Using the data that follows, say how many lines contain the word "label", giving the number by itself.

MATERIAL TO PROCESS: Begin

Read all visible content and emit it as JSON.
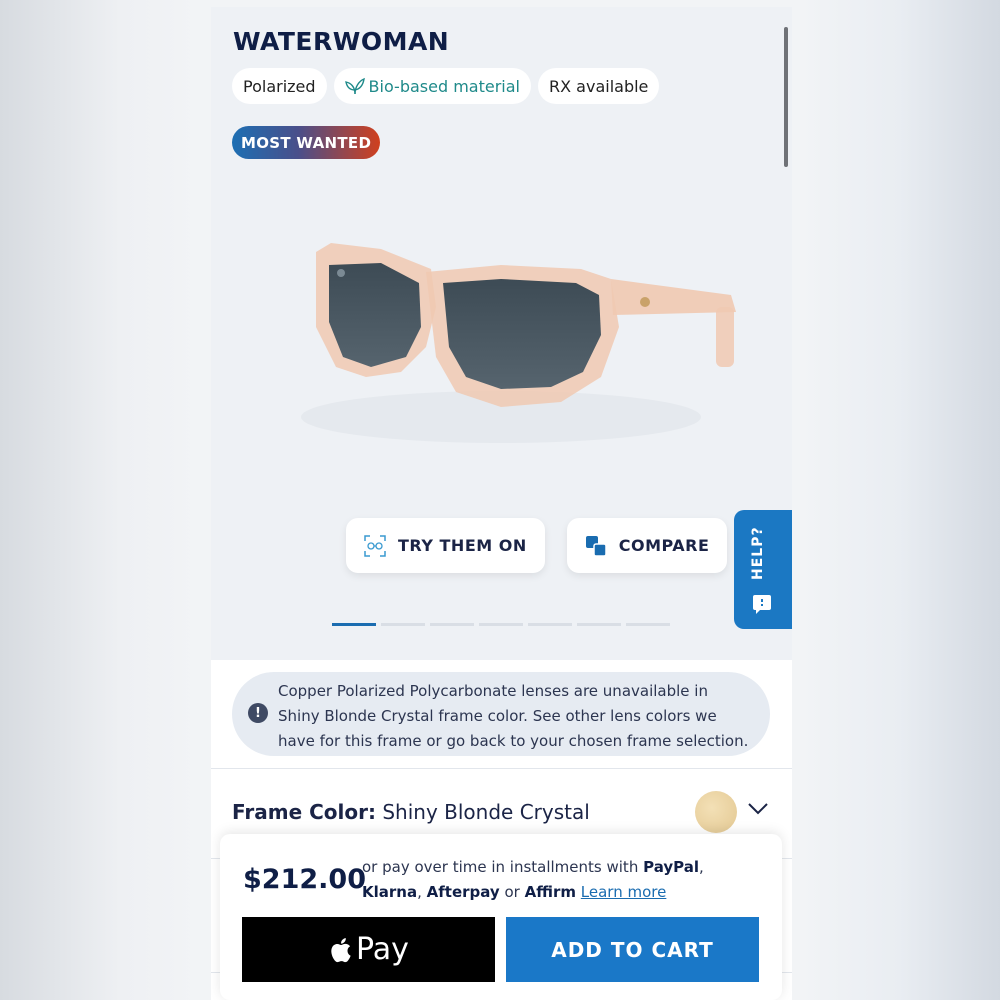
{
  "product": {
    "title": "WATERWOMAN",
    "chips": [
      {
        "label": "Polarized",
        "icon": ""
      },
      {
        "label": "Bio-based material",
        "icon": "leaf-icon"
      },
      {
        "label": "RX available",
        "icon": ""
      }
    ],
    "badge": "MOST WANTED"
  },
  "actions": {
    "try_on": "TRY THEM ON",
    "compare": "COMPARE"
  },
  "help": {
    "label": "HELP?"
  },
  "carousel": {
    "total": 7,
    "active": 1
  },
  "notice": {
    "text": "Copper Polarized Polycarbonate lenses are unavailable in Shiny Blonde Crystal frame color. See other lens colors we have for this frame or go back to your chosen frame selection."
  },
  "frame": {
    "label": "Frame Color:",
    "value": "Shiny Blonde Crystal",
    "swatch_color": "#e3c892"
  },
  "cart": {
    "price": "$212.00",
    "installments_prefix": "or pay over time in installments with",
    "providers": [
      "PayPal",
      "Klarna",
      "Afterpay",
      "Affirm"
    ],
    "separator_comma": ",",
    "separator_or": "or",
    "learn_more": "Learn more",
    "apple_pay": "Pay",
    "add_to_cart": "ADD TO CART"
  },
  "colors": {
    "accent": "#1a78c8",
    "title": "#0f1e46",
    "bio_green": "#1f8a8a"
  }
}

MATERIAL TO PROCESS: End

-- EXPECTED ANSWER --
5